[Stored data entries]
::::::::
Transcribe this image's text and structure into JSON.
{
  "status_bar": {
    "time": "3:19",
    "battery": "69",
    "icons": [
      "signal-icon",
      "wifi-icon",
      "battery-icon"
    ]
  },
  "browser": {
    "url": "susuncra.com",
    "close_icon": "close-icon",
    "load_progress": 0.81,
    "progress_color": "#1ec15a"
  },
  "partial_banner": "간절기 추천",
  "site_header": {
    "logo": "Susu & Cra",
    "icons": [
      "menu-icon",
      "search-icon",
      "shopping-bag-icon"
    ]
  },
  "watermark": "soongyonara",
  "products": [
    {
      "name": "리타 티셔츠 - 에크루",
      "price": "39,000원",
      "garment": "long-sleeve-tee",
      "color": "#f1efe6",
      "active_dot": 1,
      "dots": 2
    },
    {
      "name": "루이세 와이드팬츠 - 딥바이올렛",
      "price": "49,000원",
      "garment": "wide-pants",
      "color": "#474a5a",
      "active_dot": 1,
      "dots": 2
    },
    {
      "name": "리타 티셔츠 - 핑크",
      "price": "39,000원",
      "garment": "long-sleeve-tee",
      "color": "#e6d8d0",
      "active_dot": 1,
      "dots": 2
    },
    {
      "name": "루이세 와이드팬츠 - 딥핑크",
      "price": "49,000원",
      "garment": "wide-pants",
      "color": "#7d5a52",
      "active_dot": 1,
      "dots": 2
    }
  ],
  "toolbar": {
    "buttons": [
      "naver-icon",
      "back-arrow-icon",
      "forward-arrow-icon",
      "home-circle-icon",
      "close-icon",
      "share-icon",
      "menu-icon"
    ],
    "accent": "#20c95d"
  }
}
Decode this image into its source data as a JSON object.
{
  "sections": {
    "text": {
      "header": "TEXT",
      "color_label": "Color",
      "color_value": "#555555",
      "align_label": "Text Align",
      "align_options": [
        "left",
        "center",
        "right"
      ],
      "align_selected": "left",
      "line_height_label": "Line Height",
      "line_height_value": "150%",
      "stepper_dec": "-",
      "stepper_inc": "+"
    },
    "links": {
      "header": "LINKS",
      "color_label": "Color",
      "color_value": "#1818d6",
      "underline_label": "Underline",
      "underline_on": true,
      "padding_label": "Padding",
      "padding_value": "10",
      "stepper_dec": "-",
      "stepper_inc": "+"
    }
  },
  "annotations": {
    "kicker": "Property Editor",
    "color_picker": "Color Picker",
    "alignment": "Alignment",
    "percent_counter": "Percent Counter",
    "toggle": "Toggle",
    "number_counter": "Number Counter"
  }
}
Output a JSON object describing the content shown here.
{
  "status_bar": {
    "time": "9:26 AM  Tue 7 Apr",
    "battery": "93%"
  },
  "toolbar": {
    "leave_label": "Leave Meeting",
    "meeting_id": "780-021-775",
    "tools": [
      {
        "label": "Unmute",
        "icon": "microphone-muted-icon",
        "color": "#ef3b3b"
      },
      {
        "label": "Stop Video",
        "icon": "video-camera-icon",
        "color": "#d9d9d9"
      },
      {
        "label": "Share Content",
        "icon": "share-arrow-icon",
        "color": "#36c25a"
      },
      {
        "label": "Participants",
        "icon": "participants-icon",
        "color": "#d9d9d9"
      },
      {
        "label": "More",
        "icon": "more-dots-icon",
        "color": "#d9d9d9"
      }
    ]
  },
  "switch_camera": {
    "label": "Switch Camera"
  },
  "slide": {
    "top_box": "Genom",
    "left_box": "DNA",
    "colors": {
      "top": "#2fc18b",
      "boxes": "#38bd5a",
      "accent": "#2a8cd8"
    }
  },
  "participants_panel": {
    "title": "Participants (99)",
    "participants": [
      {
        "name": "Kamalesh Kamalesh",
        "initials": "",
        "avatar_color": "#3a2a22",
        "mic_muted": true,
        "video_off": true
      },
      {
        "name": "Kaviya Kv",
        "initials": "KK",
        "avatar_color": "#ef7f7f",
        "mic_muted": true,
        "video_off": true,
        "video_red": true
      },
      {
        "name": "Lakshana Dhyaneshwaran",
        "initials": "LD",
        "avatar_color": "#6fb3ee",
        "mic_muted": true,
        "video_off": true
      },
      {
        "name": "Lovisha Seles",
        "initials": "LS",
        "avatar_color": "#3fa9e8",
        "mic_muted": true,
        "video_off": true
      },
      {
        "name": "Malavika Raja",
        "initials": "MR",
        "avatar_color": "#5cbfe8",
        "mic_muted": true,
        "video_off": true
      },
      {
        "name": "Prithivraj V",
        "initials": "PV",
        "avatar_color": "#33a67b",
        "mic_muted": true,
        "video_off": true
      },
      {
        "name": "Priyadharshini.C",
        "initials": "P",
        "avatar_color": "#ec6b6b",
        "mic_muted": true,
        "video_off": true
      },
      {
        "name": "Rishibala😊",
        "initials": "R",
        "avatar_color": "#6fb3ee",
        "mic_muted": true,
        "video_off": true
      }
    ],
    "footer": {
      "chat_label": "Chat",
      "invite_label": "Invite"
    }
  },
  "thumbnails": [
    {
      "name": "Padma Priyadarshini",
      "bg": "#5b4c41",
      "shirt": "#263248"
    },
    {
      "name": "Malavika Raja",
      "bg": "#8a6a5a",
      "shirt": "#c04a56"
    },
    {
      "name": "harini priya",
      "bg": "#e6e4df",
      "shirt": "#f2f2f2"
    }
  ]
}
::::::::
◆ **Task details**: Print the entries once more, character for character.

◆ **Exercise answer**:
Transcribe this image's text and structure into JSON.
{
  "status_bar": {
    "time": "3:19",
    "battery": "69",
    "icons": [
      "signal-icon",
      "wifi-icon",
      "battery-icon"
    ]
  },
  "browser": {
    "url": "susuncra.com",
    "close_icon": "close-icon",
    "load_progress": 0.81,
    "progress_color": "#1ec15a"
  },
  "partial_banner": "간절기 추천",
  "site_header": {
    "logo": "Susu & Cra",
    "icons": [
      "menu-icon",
      "search-icon",
      "shopping-bag-icon"
    ]
  },
  "watermark": "soongyonara",
  "products": [
    {
      "name": "리타 티셔츠 - 에크루",
      "price": "39,000원",
      "garment": "long-sleeve-tee",
      "color": "#f1efe6",
      "active_dot": 1,
      "dots": 2
    },
    {
      "name": "루이세 와이드팬츠 - 딥바이올렛",
      "price": "49,000원",
      "garment": "wide-pants",
      "color": "#474a5a",
      "active_dot": 1,
      "dots": 2
    },
    {
      "name": "리타 티셔츠 - 핑크",
      "price": "39,000원",
      "garment": "long-sleeve-tee",
      "color": "#e6d8d0",
      "active_dot": 1,
      "dots": 2
    },
    {
      "name": "루이세 와이드팬츠 - 딥핑크",
      "price": "49,000원",
      "garment": "wide-pants",
      "color": "#7d5a52",
      "active_dot": 1,
      "dots": 2
    }
  ],
  "toolbar": {
    "buttons": [
      "naver-icon",
      "back-arrow-icon",
      "forward-arrow-icon",
      "home-circle-icon",
      "close-icon",
      "share-icon",
      "menu-icon"
    ],
    "accent": "#20c95d"
  }
}
Decode this image into its source data as a JSON object.
{
  "sections": {
    "text": {
      "header": "TEXT",
      "color_label": "Color",
      "color_value": "#555555",
      "align_label": "Text Align",
      "align_options": [
        "left",
        "center",
        "right"
      ],
      "align_selected": "left",
      "line_height_label": "Line Height",
      "line_height_value": "150%",
      "stepper_dec": "-",
      "stepper_inc": "+"
    },
    "links": {
      "header": "LINKS",
      "color_label": "Color",
      "color_value": "#1818d6",
      "underline_label": "Underline",
      "underline_on": true,
      "padding_label": "Padding",
      "padding_value": "10",
      "stepper_dec": "-",
      "stepper_inc": "+"
    }
  },
  "annotations": {
    "kicker": "Property Editor",
    "color_picker": "Color Picker",
    "alignment": "Alignment",
    "percent_counter": "Percent Counter",
    "toggle": "Toggle",
    "number_counter": "Number Counter"
  }
}
Output a JSON object describing the content shown here.
{
  "status_bar": {
    "time": "9:26 AM  Tue 7 Apr",
    "battery": "93%"
  },
  "toolbar": {
    "leave_label": "Leave Meeting",
    "meeting_id": "780-021-775",
    "tools": [
      {
        "label": "Unmute",
        "icon": "microphone-muted-icon",
        "color": "#ef3b3b"
      },
      {
        "label": "Stop Video",
        "icon": "video-camera-icon",
        "color": "#d9d9d9"
      },
      {
        "label": "Share Content",
        "icon": "share-arrow-icon",
        "color": "#36c25a"
      },
      {
        "label": "Participants",
        "icon": "participants-icon",
        "color": "#d9d9d9"
      },
      {
        "label": "More",
        "icon": "more-dots-icon",
        "color": "#d9d9d9"
      }
    ]
  },
  "switch_camera": {
    "label": "Switch Camera"
  },
  "slide": {
    "top_box": "Genom",
    "left_box": "DNA",
    "colors": {
      "top": "#2fc18b",
      "boxes": "#38bd5a",
      "accent": "#2a8cd8"
    }
  },
  "participants_panel": {
    "title": "Participants (99)",
    "participants": [
      {
        "name": "Kamalesh Kamalesh",
        "initials": "",
        "avatar_color": "#3a2a22",
        "mic_muted": true,
        "video_off": true
      },
      {
        "name": "Kaviya Kv",
        "initials": "KK",
        "avatar_color": "#ef7f7f",
        "mic_muted": true,
        "video_off": true,
        "video_red": true
      },
      {
        "name": "Lakshana Dhyaneshwaran",
        "initials": "LD",
        "avatar_color": "#6fb3ee",
        "mic_muted": true,
        "video_off": true
      },
      {
        "name": "Lovisha Seles",
        "initials": "LS",
        "avatar_color": "#3fa9e8",
        "mic_muted": true,
        "video_off": true
      },
      {
        "name": "Malavika Raja",
        "initials": "MR",
        "avatar_color": "#5cbfe8",
        "mic_muted": true,
        "video_off": true
      },
      {
        "name": "Prithivraj V",
        "initials": "PV",
        "avatar_color": "#33a67b",
        "mic_muted": true,
        "video_off": true
      },
      {
        "name": "Priyadharshini.C",
        "initials": "P",
        "avatar_color": "#ec6b6b",
        "mic_muted": true,
        "video_off": true
      },
      {
        "name": "Rishibala😊",
        "initials": "R",
        "avatar_color": "#6fb3ee",
        "mic_muted": true,
        "video_off": true
      }
    ],
    "footer": {
      "chat_label": "Chat",
      "invite_label": "Invite"
    }
  },
  "thumbnails": [
    {
      "name": "Padma Priyadarshini",
      "bg": "#5b4c41",
      "shirt": "#263248"
    },
    {
      "name": "Malavika Raja",
      "bg": "#8a6a5a",
      "shirt": "#c04a56"
    },
    {
      "name": "harini priya",
      "bg": "#e6e4df",
      "shirt": "#f2f2f2"
    }
  ]
}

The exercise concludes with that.